The footage was made by a motion picture camera shooting at 24 frames per second. The camera was equipped with a wide angle lens and located on the lower tail of the missile, positioned so that it would pick up the lower portion of the air inlet and the terrain during low level flight.
A U.S. Navy Tomahawk cruise missile, equipped for the first time with a dual mode guidance system, successfully demonstrated precision accuracy against a simulated ground target.
Pinpoint accuracy was achieved through terminal homing to the target provided by a prototype version of a Navy-developed Scene Matching Area Correlation (SMAC) system.
Terminal accuracy of the SMAC system supplements the Tomahawk's Terrain Countour Matching (TERCOM) Guidance system which guides the missile to a designed geographic location. The TERCOM system compares measured terrain heights stored in an on-board computer and corrects the missile's course and altitude based upon the navigation fix obtained.

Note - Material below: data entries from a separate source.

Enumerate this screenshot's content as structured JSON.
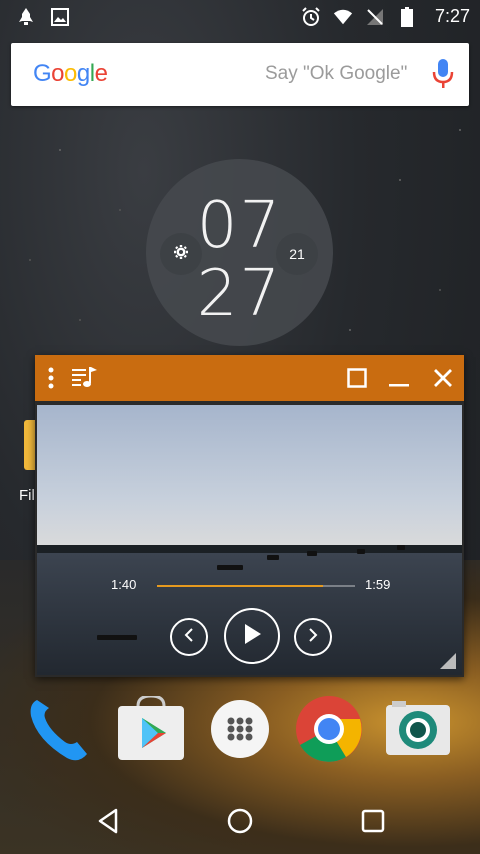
{
  "status_bar": {
    "time": "7:27",
    "left_icons": [
      "notification-rocket-icon",
      "image-icon"
    ],
    "right_icons": [
      "alarm-icon",
      "wifi-icon",
      "no-signal-icon",
      "battery-icon"
    ]
  },
  "search_widget": {
    "logo": "Google",
    "hint": "Say \"Ok Google\""
  },
  "clock_widget": {
    "hours": "07",
    "minutes": "27",
    "date_day": "21"
  },
  "home_folder": {
    "label": "Fil"
  },
  "floating_player": {
    "time_elapsed": "1:40",
    "time_total": "1:59",
    "progress_fraction": 0.84,
    "accent_color": "#c96c10"
  },
  "dock": {
    "apps": [
      "phone",
      "play-store",
      "app-drawer",
      "chrome",
      "camera"
    ]
  },
  "colors": {
    "titlebar": "#c96c10",
    "progress": "#e69a1f"
  }
}
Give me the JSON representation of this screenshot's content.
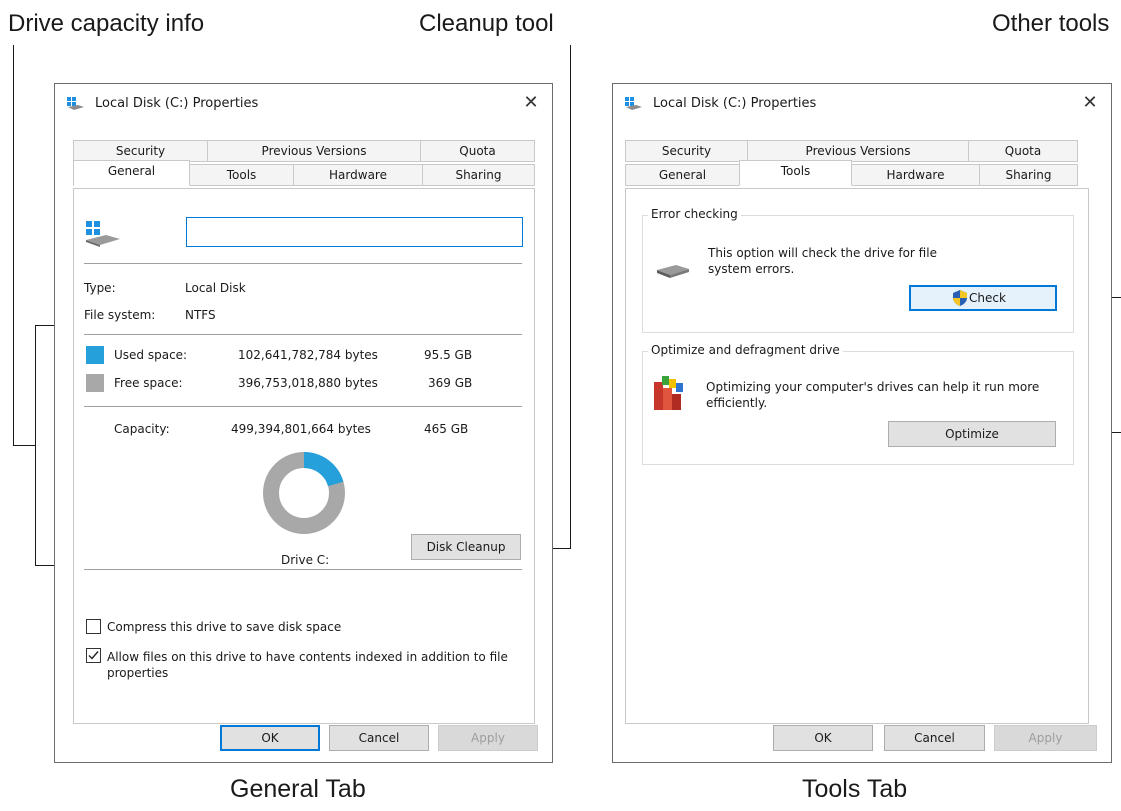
{
  "callouts": {
    "drive_capacity": "Drive capacity info",
    "cleanup": "Cleanup tool",
    "other_tools": "Other tools"
  },
  "captions": {
    "general": "General Tab",
    "tools": "Tools Tab"
  },
  "dialog": {
    "title": "Local Disk (C:) Properties",
    "close_icon": "close-icon",
    "tabs_back": [
      "Security",
      "Previous Versions",
      "Quota"
    ],
    "tabs_front": [
      "General",
      "Tools",
      "Hardware",
      "Sharing"
    ],
    "ok": "OK",
    "cancel": "Cancel",
    "apply": "Apply"
  },
  "general": {
    "drive_name_value": "",
    "type_label": "Type:",
    "type_value": "Local Disk",
    "fs_label": "File system:",
    "fs_value": "NTFS",
    "used_label": "Used space:",
    "used_bytes": "102,641,782,784 bytes",
    "used_gb": "95.5 GB",
    "free_label": "Free space:",
    "free_bytes": "396,753,018,880 bytes",
    "free_gb": "369 GB",
    "capacity_label": "Capacity:",
    "capacity_bytes": "499,394,801,664 bytes",
    "capacity_gb": "465 GB",
    "drive_label": "Drive C:",
    "disk_cleanup": "Disk Cleanup",
    "compress_label": "Compress this drive to save disk space",
    "compress_checked": false,
    "index_label": "Allow files on this drive to have contents indexed in addition to file properties",
    "index_checked": true,
    "used_fraction": 0.205,
    "colors": {
      "used": "#26a0da",
      "free": "#a8a8a8"
    }
  },
  "tools": {
    "error_group": "Error checking",
    "error_desc": "This option will check the drive for file system errors.",
    "check": "Check",
    "optimize_group": "Optimize and defragment drive",
    "optimize_desc": "Optimizing your computer's drives can help it run more efficiently.",
    "optimize": "Optimize"
  }
}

The TERCOM also navigated the Navy A-6 Intruder launch aircraft from the Pacific Missile Test Centre in California to the Tomahawk launch point over White Sands, New Mexico.
In this test, the SMAC system applied a photographic method to refine the final TERCOM update and zero the missile in on the target. The Tomahawk also flew terrain avoidance maneuvers at varying altitudes during the one hour and 18 minute mission.
The Tomahawk cruise missile is being developed for the Navy by General Dynamics Convair Division in San Diego, California. McDonnell Douglas Astronautics Company in St. Louis, Missouri, is developing the guidance system.